**DIRECTIONS**
All of the data needs to be repeated exactly.

Website and app data records:
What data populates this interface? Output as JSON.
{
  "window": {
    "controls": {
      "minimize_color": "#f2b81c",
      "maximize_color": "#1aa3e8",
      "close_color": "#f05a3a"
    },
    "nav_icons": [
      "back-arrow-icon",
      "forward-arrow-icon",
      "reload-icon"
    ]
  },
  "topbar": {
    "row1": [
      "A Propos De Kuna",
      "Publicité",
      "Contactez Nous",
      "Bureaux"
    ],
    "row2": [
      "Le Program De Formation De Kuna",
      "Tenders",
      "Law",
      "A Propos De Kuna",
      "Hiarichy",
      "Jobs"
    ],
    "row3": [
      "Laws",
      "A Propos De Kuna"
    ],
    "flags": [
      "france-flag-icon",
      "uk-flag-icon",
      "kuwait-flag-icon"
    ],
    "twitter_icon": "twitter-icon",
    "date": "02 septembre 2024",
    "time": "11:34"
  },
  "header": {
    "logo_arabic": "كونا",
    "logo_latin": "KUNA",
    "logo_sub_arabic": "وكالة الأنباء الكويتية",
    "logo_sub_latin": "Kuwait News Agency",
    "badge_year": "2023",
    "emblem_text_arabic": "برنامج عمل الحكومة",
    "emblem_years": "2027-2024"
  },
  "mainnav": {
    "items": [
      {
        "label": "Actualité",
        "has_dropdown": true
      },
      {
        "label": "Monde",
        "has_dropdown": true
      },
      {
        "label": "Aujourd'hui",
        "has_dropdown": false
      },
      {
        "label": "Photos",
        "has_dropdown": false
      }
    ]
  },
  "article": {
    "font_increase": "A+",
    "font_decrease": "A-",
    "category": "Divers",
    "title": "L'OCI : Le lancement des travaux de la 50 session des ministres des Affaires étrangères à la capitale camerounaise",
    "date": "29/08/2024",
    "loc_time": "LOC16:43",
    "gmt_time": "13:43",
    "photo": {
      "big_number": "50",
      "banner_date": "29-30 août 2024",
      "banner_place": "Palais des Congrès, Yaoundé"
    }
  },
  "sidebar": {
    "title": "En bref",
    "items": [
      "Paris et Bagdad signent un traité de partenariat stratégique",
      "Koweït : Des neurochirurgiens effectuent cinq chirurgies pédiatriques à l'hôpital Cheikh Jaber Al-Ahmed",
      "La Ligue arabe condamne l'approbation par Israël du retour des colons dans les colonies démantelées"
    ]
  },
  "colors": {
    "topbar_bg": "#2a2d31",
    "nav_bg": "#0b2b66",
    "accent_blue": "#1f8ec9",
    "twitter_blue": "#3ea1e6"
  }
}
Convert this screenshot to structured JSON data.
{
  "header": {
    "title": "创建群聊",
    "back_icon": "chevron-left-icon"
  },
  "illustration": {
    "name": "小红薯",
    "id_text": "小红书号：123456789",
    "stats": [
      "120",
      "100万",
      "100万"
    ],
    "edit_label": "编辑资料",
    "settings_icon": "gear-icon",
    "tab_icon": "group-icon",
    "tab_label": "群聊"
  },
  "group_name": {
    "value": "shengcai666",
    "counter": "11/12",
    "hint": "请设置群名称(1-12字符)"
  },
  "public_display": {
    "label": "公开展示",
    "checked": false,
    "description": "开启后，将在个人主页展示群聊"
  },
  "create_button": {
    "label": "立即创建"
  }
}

**EXERCISE ANSWER**
What data populates this interface? Output as JSON.
{
  "window": {
    "controls": {
      "minimize_color": "#f2b81c",
      "maximize_color": "#1aa3e8",
      "close_color": "#f05a3a"
    },
    "nav_icons": [
      "back-arrow-icon",
      "forward-arrow-icon",
      "reload-icon"
    ]
  },
  "topbar": {
    "row1": [
      "A Propos De Kuna",
      "Publicité",
      "Contactez Nous",
      "Bureaux"
    ],
    "row2": [
      "Le Program De Formation De Kuna",
      "Tenders",
      "Law",
      "A Propos De Kuna",
      "Hiarichy",
      "Jobs"
    ],
    "row3": [
      "Laws",
      "A Propos De Kuna"
    ],
    "flags": [
      "france-flag-icon",
      "uk-flag-icon",
      "kuwait-flag-icon"
    ],
    "twitter_icon": "twitter-icon",
    "date": "02 septembre 2024",
    "time": "11:34"
  },
  "header": {
    "logo_arabic": "كونا",
    "logo_latin": "KUNA",
    "logo_sub_arabic": "وكالة الأنباء الكويتية",
    "logo_sub_latin": "Kuwait News Agency",
    "badge_year": "2023",
    "emblem_text_arabic": "برنامج عمل الحكومة",
    "emblem_years": "2027-2024"
  },
  "mainnav": {
    "items": [
      {
        "label": "Actualité",
        "has_dropdown": true
      },
      {
        "label": "Monde",
        "has_dropdown": true
      },
      {
        "label": "Aujourd'hui",
        "has_dropdown": false
      },
      {
        "label": "Photos",
        "has_dropdown": false
      }
    ]
  },
  "article": {
    "font_increase": "A+",
    "font_decrease": "A-",
    "category": "Divers",
    "title": "L'OCI : Le lancement des travaux de la 50 session des ministres des Affaires étrangères à la capitale camerounaise",
    "date": "29/08/2024",
    "loc_time": "LOC16:43",
    "gmt_time": "13:43",
    "photo": {
      "big_number": "50",
      "banner_date": "29-30 août 2024",
      "banner_place": "Palais des Congrès, Yaoundé"
    }
  },
  "sidebar": {
    "title": "En bref",
    "items": [
      "Paris et Bagdad signent un traité de partenariat stratégique",
      "Koweït : Des neurochirurgiens effectuent cinq chirurgies pédiatriques à l'hôpital Cheikh Jaber Al-Ahmed",
      "La Ligue arabe condamne l'approbation par Israël du retour des colons dans les colonies démantelées"
    ]
  },
  "colors": {
    "topbar_bg": "#2a2d31",
    "nav_bg": "#0b2b66",
    "accent_blue": "#1f8ec9",
    "twitter_blue": "#3ea1e6"
  }
}
Convert this screenshot to structured JSON data.
{
  "header": {
    "title": "创建群聊",
    "back_icon": "chevron-left-icon"
  },
  "illustration": {
    "name": "小红薯",
    "id_text": "小红书号：123456789",
    "stats": [
      "120",
      "100万",
      "100万"
    ],
    "edit_label": "编辑资料",
    "settings_icon": "gear-icon",
    "tab_icon": "group-icon",
    "tab_label": "群聊"
  },
  "group_name": {
    "value": "shengcai666",
    "counter": "11/12",
    "hint": "请设置群名称(1-12字符)"
  },
  "public_display": {
    "label": "公开展示",
    "checked": false,
    "description": "开启后，将在个人主页展示群聊"
  },
  "create_button": {
    "label": "立即创建"
  }
}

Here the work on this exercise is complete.